■ **AIM OF THE TASK**: Set the entries down once more, exactly as they are worded.

[Data about app and page elements]

•••

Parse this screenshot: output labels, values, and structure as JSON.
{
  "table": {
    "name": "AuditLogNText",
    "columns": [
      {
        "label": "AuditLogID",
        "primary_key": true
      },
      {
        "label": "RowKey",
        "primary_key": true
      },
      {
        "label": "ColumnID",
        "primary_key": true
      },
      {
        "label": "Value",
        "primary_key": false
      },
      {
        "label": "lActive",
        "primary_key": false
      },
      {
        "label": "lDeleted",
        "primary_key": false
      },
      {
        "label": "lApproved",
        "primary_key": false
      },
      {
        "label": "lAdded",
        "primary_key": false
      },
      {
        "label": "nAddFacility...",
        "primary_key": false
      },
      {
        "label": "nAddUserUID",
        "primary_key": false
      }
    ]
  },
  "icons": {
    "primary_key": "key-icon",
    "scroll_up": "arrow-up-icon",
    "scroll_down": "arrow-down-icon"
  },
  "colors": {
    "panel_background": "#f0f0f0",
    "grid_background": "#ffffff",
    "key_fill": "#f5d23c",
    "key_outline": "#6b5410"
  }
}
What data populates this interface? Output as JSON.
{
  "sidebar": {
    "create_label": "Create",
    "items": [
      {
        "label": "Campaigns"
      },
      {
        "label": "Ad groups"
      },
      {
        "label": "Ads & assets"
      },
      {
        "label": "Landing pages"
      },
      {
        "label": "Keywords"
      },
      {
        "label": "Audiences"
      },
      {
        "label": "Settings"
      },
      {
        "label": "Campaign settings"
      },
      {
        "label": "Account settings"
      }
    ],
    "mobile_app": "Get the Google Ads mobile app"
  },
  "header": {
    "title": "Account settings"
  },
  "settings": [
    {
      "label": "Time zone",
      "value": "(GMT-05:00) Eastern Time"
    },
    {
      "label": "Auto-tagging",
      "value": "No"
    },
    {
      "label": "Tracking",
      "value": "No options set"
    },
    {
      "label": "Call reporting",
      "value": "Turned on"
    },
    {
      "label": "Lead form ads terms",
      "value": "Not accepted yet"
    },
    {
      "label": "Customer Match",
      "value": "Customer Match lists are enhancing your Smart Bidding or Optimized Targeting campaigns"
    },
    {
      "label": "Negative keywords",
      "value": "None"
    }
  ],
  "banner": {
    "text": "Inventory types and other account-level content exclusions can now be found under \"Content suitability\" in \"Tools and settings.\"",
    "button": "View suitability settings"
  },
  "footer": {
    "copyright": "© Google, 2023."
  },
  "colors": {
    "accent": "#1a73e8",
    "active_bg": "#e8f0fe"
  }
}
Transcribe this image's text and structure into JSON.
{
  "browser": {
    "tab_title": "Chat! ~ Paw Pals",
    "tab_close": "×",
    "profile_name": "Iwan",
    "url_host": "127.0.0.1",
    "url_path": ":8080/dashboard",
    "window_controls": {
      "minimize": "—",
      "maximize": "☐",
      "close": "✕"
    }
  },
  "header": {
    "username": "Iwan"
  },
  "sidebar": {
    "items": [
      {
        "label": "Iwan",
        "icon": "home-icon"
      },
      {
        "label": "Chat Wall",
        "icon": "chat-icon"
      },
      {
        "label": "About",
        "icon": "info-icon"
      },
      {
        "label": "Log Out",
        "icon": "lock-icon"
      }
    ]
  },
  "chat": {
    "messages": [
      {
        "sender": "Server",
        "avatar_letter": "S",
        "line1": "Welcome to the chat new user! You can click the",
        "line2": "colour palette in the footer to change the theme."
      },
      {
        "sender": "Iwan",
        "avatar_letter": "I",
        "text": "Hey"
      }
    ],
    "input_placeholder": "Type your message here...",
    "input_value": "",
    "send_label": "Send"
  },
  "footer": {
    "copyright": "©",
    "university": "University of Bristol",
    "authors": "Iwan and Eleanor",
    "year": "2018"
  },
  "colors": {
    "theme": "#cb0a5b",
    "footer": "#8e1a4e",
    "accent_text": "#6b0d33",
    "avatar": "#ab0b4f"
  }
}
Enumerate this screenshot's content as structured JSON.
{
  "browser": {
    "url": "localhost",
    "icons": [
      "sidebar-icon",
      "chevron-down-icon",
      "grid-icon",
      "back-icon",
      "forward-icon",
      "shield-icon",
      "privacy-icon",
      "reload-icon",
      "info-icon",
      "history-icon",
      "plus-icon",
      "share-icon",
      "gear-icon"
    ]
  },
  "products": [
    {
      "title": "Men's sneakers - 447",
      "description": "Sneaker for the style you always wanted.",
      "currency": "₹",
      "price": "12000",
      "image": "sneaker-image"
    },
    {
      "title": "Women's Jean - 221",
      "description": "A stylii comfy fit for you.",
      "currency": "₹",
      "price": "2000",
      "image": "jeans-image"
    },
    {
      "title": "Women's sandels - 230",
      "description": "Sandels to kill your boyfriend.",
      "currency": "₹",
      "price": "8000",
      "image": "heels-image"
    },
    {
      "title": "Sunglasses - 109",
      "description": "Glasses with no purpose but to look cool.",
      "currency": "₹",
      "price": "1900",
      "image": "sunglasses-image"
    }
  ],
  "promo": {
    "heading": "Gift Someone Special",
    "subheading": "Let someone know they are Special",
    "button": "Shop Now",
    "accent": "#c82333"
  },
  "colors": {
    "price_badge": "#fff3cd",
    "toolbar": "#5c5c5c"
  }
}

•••

■ **SOLUTION**:
Parse this screenshot: output labels, values, and structure as JSON.
{
  "table": {
    "name": "AuditLogNText",
    "columns": [
      {
        "label": "AuditLogID",
        "primary_key": true
      },
      {
        "label": "RowKey",
        "primary_key": true
      },
      {
        "label": "ColumnID",
        "primary_key": true
      },
      {
        "label": "Value",
        "primary_key": false
      },
      {
        "label": "lActive",
        "primary_key": false
      },
      {
        "label": "lDeleted",
        "primary_key": false
      },
      {
        "label": "lApproved",
        "primary_key": false
      },
      {
        "label": "lAdded",
        "primary_key": false
      },
      {
        "label": "nAddFacility...",
        "primary_key": false
      },
      {
        "label": "nAddUserUID",
        "primary_key": false
      }
    ]
  },
  "icons": {
    "primary_key": "key-icon",
    "scroll_up": "arrow-up-icon",
    "scroll_down": "arrow-down-icon"
  },
  "colors": {
    "panel_background": "#f0f0f0",
    "grid_background": "#ffffff",
    "key_fill": "#f5d23c",
    "key_outline": "#6b5410"
  }
}
What data populates this interface? Output as JSON.
{
  "sidebar": {
    "create_label": "Create",
    "items": [
      {
        "label": "Campaigns"
      },
      {
        "label": "Ad groups"
      },
      {
        "label": "Ads & assets"
      },
      {
        "label": "Landing pages"
      },
      {
        "label": "Keywords"
      },
      {
        "label": "Audiences"
      },
      {
        "label": "Settings"
      },
      {
        "label": "Campaign settings"
      },
      {
        "label": "Account settings"
      }
    ],
    "mobile_app": "Get the Google Ads mobile app"
  },
  "header": {
    "title": "Account settings"
  },
  "settings": [
    {
      "label": "Time zone",
      "value": "(GMT-05:00) Eastern Time"
    },
    {
      "label": "Auto-tagging",
      "value": "No"
    },
    {
      "label": "Tracking",
      "value": "No options set"
    },
    {
      "label": "Call reporting",
      "value": "Turned on"
    },
    {
      "label": "Lead form ads terms",
      "value": "Not accepted yet"
    },
    {
      "label": "Customer Match",
      "value": "Customer Match lists are enhancing your Smart Bidding or Optimized Targeting campaigns"
    },
    {
      "label": "Negative keywords",
      "value": "None"
    }
  ],
  "banner": {
    "text": "Inventory types and other account-level content exclusions can now be found under \"Content suitability\" in \"Tools and settings.\"",
    "button": "View suitability settings"
  },
  "footer": {
    "copyright": "© Google, 2023."
  },
  "colors": {
    "accent": "#1a73e8",
    "active_bg": "#e8f0fe"
  }
}
Transcribe this image's text and structure into JSON.
{
  "browser": {
    "tab_title": "Chat! ~ Paw Pals",
    "tab_close": "×",
    "profile_name": "Iwan",
    "url_host": "127.0.0.1",
    "url_path": ":8080/dashboard",
    "window_controls": {
      "minimize": "—",
      "maximize": "☐",
      "close": "✕"
    }
  },
  "header": {
    "username": "Iwan"
  },
  "sidebar": {
    "items": [
      {
        "label": "Iwan",
        "icon": "home-icon"
      },
      {
        "label": "Chat Wall",
        "icon": "chat-icon"
      },
      {
        "label": "About",
        "icon": "info-icon"
      },
      {
        "label": "Log Out",
        "icon": "lock-icon"
      }
    ]
  },
  "chat": {
    "messages": [
      {
        "sender": "Server",
        "avatar_letter": "S",
        "line1": "Welcome to the chat new user! You can click the",
        "line2": "colour palette in the footer to change the theme."
      },
      {
        "sender": "Iwan",
        "avatar_letter": "I",
        "text": "Hey"
      }
    ],
    "input_placeholder": "Type your message here...",
    "input_value": "",
    "send_label": "Send"
  },
  "footer": {
    "copyright": "©",
    "university": "University of Bristol",
    "authors": "Iwan and Eleanor",
    "year": "2018"
  },
  "colors": {
    "theme": "#cb0a5b",
    "footer": "#8e1a4e",
    "accent_text": "#6b0d33",
    "avatar": "#ab0b4f"
  }
}
Enumerate this screenshot's content as structured JSON.
{
  "browser": {
    "url": "localhost",
    "icons": [
      "sidebar-icon",
      "chevron-down-icon",
      "grid-icon",
      "back-icon",
      "forward-icon",
      "shield-icon",
      "privacy-icon",
      "reload-icon",
      "info-icon",
      "history-icon",
      "plus-icon",
      "share-icon",
      "gear-icon"
    ]
  },
  "products": [
    {
      "title": "Men's sneakers - 447",
      "description": "Sneaker for the style you always wanted.",
      "currency": "₹",
      "price": "12000",
      "image": "sneaker-image"
    },
    {
      "title": "Women's Jean - 221",
      "description": "A stylii comfy fit for you.",
      "currency": "₹",
      "price": "2000",
      "image": "jeans-image"
    },
    {
      "title": "Women's sandels - 230",
      "description": "Sandels to kill your boyfriend.",
      "currency": "₹",
      "price": "8000",
      "image": "heels-image"
    },
    {
      "title": "Sunglasses - 109",
      "description": "Glasses with no purpose but to look cool.",
      "currency": "₹",
      "price": "1900",
      "image": "sunglasses-image"
    }
  ],
  "promo": {
    "heading": "Gift Someone Special",
    "subheading": "Let someone know they are Special",
    "button": "Shop Now",
    "accent": "#c82333"
  },
  "colors": {
    "price_badge": "#fff3cd",
    "toolbar": "#5c5c5c"
  }
}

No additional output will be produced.